In recent years, the Brazilian states of Rio de Janeiro, So Paulo, and Mato Grasso du Sol have implemented race-conscious affirmative action programs in higher education. These states established admissions quotas in public universities for Afro-Brazilians or afrodescendentes. As a result, determining who is "Black'' has become a complex yet important undertaking in Brazil. Scholars and the general public alike have claimed that the determination of Blackness in Brazil is different than in the United States; determining Blackness in the United States is allegedly a simpler task than in Brazil. In Brazil it is widely acknowledged that most Brazilians are descendants of Africans in light of the pervasive miscegenation that occurred during and after the Portuguese and Brazilian enslavement of Africans. As a result, Brazilians ubiquitously profess their African ancestry. Yet, a highly stratified racial classification system exists in Brazil whereby the guiding principle for determining race is one's physical appearance—hair texture, skin color, nose size, eye shape, for example.
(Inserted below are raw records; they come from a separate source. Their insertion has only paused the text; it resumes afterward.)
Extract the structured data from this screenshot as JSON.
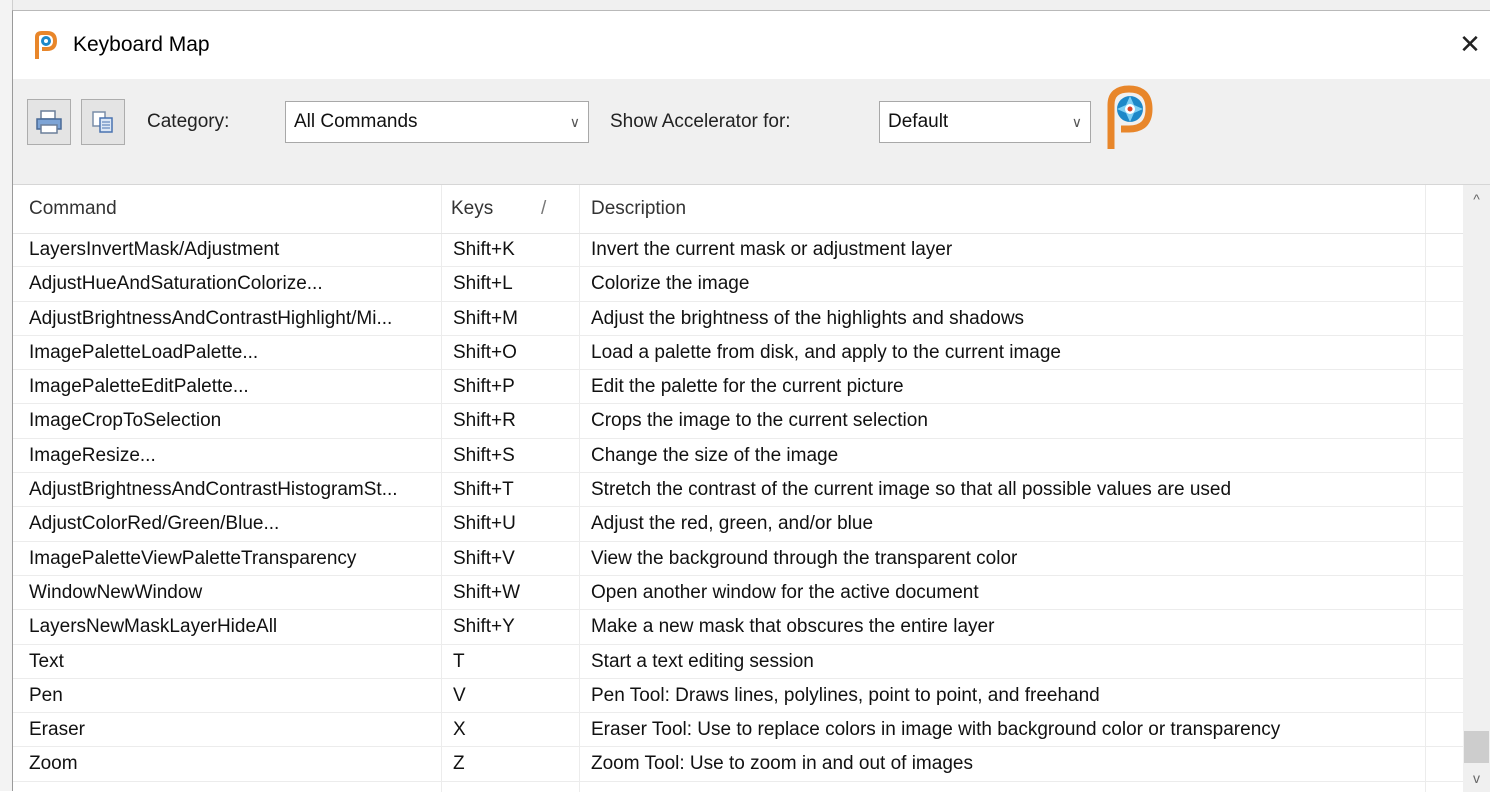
{
  "window": {
    "title": "Keyboard Map",
    "close_glyph": "✕"
  },
  "toolbar": {
    "category_label": "Category:",
    "category_value": "All Commands",
    "accelerator_label": "Show Accelerator for:",
    "accelerator_value": "Default",
    "buttons": [
      {
        "icon": "print-icon"
      },
      {
        "icon": "copy-icon"
      }
    ]
  },
  "table": {
    "headers": {
      "command": "Command",
      "keys": "Keys",
      "sort_glyph": "/",
      "description": "Description"
    },
    "rows": [
      {
        "command": "LayersInvertMask/Adjustment",
        "keys": "Shift+K",
        "description": "Invert the current mask or adjustment layer"
      },
      {
        "command": "AdjustHueAndSaturationColorize...",
        "keys": "Shift+L",
        "description": "Colorize the image"
      },
      {
        "command": "AdjustBrightnessAndContrastHighlight/Mi...",
        "keys": "Shift+M",
        "description": "Adjust the brightness of the highlights and shadows"
      },
      {
        "command": "ImagePaletteLoadPalette...",
        "keys": "Shift+O",
        "description": "Load a palette from disk, and apply to the current image"
      },
      {
        "command": "ImagePaletteEditPalette...",
        "keys": "Shift+P",
        "description": "Edit the palette for the current picture"
      },
      {
        "command": "ImageCropToSelection",
        "keys": "Shift+R",
        "description": "Crops the image to the current selection"
      },
      {
        "command": "ImageResize...",
        "keys": "Shift+S",
        "description": "Change the size of the image"
      },
      {
        "command": "AdjustBrightnessAndContrastHistogramSt...",
        "keys": "Shift+T",
        "description": "Stretch the contrast of the current image so that all possible values are used"
      },
      {
        "command": "AdjustColorRed/Green/Blue...",
        "keys": "Shift+U",
        "description": "Adjust the red, green, and/or blue"
      },
      {
        "command": "ImagePaletteViewPaletteTransparency",
        "keys": "Shift+V",
        "description": "View the background through the transparent color"
      },
      {
        "command": "WindowNewWindow",
        "keys": "Shift+W",
        "description": "Open another window for the active document"
      },
      {
        "command": "LayersNewMaskLayerHideAll",
        "keys": "Shift+Y",
        "description": "Make a new mask that obscures the entire layer"
      },
      {
        "command": "Text",
        "keys": "T",
        "description": "Start a text editing session"
      },
      {
        "command": "Pen",
        "keys": "V",
        "description": "Pen Tool: Draws lines, polylines, point to point, and freehand"
      },
      {
        "command": "Eraser",
        "keys": "X",
        "description": "Eraser Tool: Use to replace colors in image with background color or transparency"
      },
      {
        "command": "Zoom",
        "keys": "Z",
        "description": "Zoom Tool: Use to zoom in and out of images"
      }
    ]
  },
  "scrollbar": {
    "up_glyph": "^",
    "down_glyph": "v"
  }
}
However, it is commonly assumed that the rule of hypodescent-the presence of one African ancestor defines an individual as Black-determines an individual's "Blackness" in the United States. Accordingly, ancestry allegedly determines Blackness in the United States dissimilarly to Brazil, where one's physical appearance is determinative. Contrary to the proposition that race, and specifically Blackness, is fundamentally different in Brazil and the United States, Professor Greene contends that one's physical appearance is the primary determinant of Blackness in both American nations. Indeed, one's ancestry is necessarily implicated in determining race based on “physical appearance," as this method of classifying race is grounded in socially mediated presumptions concerning how an individual's physical appearance denotes his or her genetic makeup. Thus, in this Article, Professor Greene mitigates the void in Brazil/U.S. comparative scholarship discussing race-conscious affirmative action by delineating the universality of race, racial hierarchy, and racial ideology in Brazil and the United States.
D. W. Greene,
Determining the (In)Determinable: Race in Brazil and the United States,
Mich. J. Race & L.
Available at: https://repository.law.umich.edu/mjrl/vol14/iss2/1